** DATA FOR THIS EXERCISE follows **
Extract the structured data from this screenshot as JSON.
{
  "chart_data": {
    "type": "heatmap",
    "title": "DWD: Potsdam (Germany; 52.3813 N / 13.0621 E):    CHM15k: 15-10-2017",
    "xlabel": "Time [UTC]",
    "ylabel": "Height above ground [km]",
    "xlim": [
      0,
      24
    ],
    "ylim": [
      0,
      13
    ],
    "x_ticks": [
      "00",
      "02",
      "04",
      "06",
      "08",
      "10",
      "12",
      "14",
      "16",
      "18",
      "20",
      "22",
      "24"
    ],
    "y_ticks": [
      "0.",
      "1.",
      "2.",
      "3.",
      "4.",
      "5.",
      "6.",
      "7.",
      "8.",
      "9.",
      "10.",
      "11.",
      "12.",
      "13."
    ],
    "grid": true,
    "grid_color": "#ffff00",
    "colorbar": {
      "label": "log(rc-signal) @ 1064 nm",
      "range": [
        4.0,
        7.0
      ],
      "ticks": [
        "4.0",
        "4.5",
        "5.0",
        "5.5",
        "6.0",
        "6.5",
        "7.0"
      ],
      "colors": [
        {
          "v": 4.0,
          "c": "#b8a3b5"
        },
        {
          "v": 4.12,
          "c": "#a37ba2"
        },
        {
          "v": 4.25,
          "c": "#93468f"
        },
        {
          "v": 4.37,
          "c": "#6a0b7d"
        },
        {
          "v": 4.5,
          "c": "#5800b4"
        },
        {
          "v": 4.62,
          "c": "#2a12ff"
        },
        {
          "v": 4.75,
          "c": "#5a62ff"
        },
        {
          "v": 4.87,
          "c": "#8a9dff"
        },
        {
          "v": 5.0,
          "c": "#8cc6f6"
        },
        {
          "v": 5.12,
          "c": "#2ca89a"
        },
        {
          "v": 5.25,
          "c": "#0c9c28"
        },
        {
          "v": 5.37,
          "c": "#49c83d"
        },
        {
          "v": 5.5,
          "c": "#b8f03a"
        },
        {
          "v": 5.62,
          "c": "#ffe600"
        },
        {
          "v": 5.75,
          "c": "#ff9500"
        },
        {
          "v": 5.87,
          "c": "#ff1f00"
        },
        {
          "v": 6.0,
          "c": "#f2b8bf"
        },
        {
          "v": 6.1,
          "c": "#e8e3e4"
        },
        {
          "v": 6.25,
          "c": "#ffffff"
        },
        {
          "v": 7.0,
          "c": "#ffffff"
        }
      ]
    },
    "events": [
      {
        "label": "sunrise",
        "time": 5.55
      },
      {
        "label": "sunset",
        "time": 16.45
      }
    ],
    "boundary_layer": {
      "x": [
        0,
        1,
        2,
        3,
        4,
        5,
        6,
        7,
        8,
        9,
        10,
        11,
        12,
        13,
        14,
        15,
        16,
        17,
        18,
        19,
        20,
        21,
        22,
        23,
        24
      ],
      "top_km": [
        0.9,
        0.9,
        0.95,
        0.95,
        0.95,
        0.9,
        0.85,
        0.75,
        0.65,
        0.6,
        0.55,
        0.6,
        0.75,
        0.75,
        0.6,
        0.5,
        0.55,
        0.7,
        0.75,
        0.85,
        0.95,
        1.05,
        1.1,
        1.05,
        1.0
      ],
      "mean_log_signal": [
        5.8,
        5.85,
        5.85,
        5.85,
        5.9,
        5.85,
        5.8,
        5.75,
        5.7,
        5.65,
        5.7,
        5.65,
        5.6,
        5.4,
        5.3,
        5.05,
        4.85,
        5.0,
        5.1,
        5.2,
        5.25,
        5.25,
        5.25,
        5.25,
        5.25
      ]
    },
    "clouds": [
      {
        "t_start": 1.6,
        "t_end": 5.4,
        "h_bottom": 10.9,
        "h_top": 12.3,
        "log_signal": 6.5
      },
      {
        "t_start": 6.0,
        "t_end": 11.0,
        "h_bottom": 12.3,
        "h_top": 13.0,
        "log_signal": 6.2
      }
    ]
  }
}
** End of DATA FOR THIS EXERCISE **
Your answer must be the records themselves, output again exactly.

Extract the structured data from this screenshot as JSON.
{
  "chart_data": {
    "type": "heatmap",
    "title": "DWD: Potsdam (Germany; 52.3813 N / 13.0621 E):    CHM15k: 15-10-2017",
    "xlabel": "Time [UTC]",
    "ylabel": "Height above ground [km]",
    "xlim": [
      0,
      24
    ],
    "ylim": [
      0,
      13
    ],
    "x_ticks": [
      "00",
      "02",
      "04",
      "06",
      "08",
      "10",
      "12",
      "14",
      "16",
      "18",
      "20",
      "22",
      "24"
    ],
    "y_ticks": [
      "0.",
      "1.",
      "2.",
      "3.",
      "4.",
      "5.",
      "6.",
      "7.",
      "8.",
      "9.",
      "10.",
      "11.",
      "12.",
      "13."
    ],
    "grid": true,
    "grid_color": "#ffff00",
    "colorbar": {
      "label": "log(rc-signal) @ 1064 nm",
      "range": [
        4.0,
        7.0
      ],
      "ticks": [
        "4.0",
        "4.5",
        "5.0",
        "5.5",
        "6.0",
        "6.5",
        "7.0"
      ],
      "colors": [
        {
          "v": 4.0,
          "c": "#b8a3b5"
        },
        {
          "v": 4.12,
          "c": "#a37ba2"
        },
        {
          "v": 4.25,
          "c": "#93468f"
        },
        {
          "v": 4.37,
          "c": "#6a0b7d"
        },
        {
          "v": 4.5,
          "c": "#5800b4"
        },
        {
          "v": 4.62,
          "c": "#2a12ff"
        },
        {
          "v": 4.75,
          "c": "#5a62ff"
        },
        {
          "v": 4.87,
          "c": "#8a9dff"
        },
        {
          "v": 5.0,
          "c": "#8cc6f6"
        },
        {
          "v": 5.12,
          "c": "#2ca89a"
        },
        {
          "v": 5.25,
          "c": "#0c9c28"
        },
        {
          "v": 5.37,
          "c": "#49c83d"
        },
        {
          "v": 5.5,
          "c": "#b8f03a"
        },
        {
          "v": 5.62,
          "c": "#ffe600"
        },
        {
          "v": 5.75,
          "c": "#ff9500"
        },
        {
          "v": 5.87,
          "c": "#ff1f00"
        },
        {
          "v": 6.0,
          "c": "#f2b8bf"
        },
        {
          "v": 6.1,
          "c": "#e8e3e4"
        },
        {
          "v": 6.25,
          "c": "#ffffff"
        },
        {
          "v": 7.0,
          "c": "#ffffff"
        }
      ]
    },
    "events": [
      {
        "label": "sunrise",
        "time": 5.55
      },
      {
        "label": "sunset",
        "time": 16.45
      }
    ],
    "boundary_layer": {
      "x": [
        0,
        1,
        2,
        3,
        4,
        5,
        6,
        7,
        8,
        9,
        10,
        11,
        12,
        13,
        14,
        15,
        16,
        17,
        18,
        19,
        20,
        21,
        22,
        23,
        24
      ],
      "top_km": [
        0.9,
        0.9,
        0.95,
        0.95,
        0.95,
        0.9,
        0.85,
        0.75,
        0.65,
        0.6,
        0.55,
        0.6,
        0.75,
        0.75,
        0.6,
        0.5,
        0.55,
        0.7,
        0.75,
        0.85,
        0.95,
        1.05,
        1.1,
        1.05,
        1.0
      ],
      "mean_log_signal": [
        5.8,
        5.85,
        5.85,
        5.85,
        5.9,
        5.85,
        5.8,
        5.75,
        5.7,
        5.65,
        5.7,
        5.65,
        5.6,
        5.4,
        5.3,
        5.05,
        4.85,
        5.0,
        5.1,
        5.2,
        5.25,
        5.25,
        5.25,
        5.25,
        5.25
      ]
    },
    "clouds": [
      {
        "t_start": 1.6,
        "t_end": 5.4,
        "h_bottom": 10.9,
        "h_top": 12.3,
        "log_signal": 6.5
      },
      {
        "t_start": 6.0,
        "t_end": 11.0,
        "h_bottom": 12.3,
        "h_top": 13.0,
        "log_signal": 6.2
      }
    ]
  }
}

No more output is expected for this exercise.